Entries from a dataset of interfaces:
=== Section Start ===
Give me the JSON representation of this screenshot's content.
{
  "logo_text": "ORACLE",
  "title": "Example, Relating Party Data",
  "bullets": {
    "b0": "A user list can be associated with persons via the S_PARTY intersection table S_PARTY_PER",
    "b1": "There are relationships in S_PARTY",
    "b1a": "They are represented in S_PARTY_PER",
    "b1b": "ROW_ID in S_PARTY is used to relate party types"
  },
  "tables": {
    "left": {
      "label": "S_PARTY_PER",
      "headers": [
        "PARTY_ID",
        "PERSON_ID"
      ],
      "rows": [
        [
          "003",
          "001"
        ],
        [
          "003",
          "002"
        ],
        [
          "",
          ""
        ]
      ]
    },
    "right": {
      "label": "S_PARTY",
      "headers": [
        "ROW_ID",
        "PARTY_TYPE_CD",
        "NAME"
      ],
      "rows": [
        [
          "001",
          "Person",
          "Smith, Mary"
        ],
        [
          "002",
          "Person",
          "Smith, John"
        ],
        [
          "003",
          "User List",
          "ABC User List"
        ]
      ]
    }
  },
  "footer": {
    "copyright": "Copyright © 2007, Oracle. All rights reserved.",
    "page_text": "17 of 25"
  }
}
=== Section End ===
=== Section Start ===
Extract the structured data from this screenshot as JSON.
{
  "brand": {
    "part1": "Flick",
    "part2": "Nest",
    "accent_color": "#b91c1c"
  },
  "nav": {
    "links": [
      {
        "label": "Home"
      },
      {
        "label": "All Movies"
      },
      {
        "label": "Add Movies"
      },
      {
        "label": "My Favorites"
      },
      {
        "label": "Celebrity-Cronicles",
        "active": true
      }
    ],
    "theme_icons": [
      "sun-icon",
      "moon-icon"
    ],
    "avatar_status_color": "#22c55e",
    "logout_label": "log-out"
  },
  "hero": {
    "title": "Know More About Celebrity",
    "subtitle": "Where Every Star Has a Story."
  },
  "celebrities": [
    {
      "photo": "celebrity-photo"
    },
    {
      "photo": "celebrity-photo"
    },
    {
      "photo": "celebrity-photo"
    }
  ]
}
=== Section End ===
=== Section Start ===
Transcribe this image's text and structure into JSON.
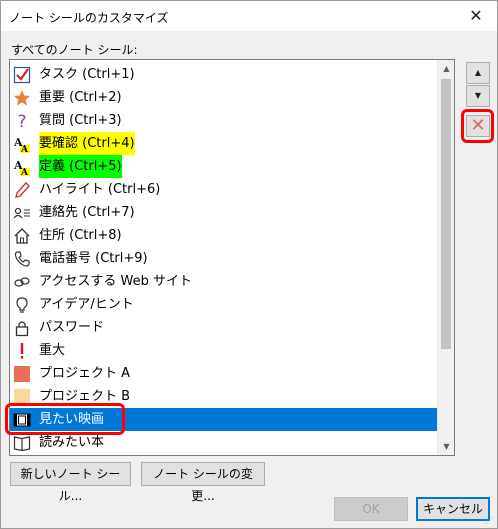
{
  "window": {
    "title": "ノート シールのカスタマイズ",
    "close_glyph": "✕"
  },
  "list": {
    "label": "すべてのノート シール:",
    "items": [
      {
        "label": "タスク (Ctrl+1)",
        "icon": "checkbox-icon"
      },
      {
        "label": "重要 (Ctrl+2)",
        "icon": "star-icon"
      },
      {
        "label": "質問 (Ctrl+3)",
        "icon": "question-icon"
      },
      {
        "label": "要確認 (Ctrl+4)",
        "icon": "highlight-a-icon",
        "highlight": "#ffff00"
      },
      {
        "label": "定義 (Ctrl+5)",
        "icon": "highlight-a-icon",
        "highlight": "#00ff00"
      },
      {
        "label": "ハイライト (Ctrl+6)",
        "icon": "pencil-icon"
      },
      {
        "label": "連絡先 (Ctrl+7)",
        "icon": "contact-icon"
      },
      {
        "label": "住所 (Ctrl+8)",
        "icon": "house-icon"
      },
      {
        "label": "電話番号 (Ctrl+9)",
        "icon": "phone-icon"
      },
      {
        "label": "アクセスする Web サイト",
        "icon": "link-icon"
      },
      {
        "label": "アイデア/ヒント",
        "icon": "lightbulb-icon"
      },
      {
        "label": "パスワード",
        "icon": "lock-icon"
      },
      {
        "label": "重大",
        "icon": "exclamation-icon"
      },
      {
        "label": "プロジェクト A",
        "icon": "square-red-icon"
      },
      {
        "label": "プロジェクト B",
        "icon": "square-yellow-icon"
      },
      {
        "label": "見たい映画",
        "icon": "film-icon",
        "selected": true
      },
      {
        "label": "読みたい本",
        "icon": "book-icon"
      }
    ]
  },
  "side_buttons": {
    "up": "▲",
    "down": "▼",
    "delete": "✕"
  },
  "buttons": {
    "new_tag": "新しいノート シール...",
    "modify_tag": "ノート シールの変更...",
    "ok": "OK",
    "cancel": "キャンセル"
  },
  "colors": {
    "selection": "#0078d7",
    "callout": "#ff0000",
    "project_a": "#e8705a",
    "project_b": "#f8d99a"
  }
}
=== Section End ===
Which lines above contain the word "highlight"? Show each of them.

        "icon": "highlight-a-icon",
        "highlight": "#ffff00"
        "icon": "highlight-a-icon",
        "highlight": "#00ff00"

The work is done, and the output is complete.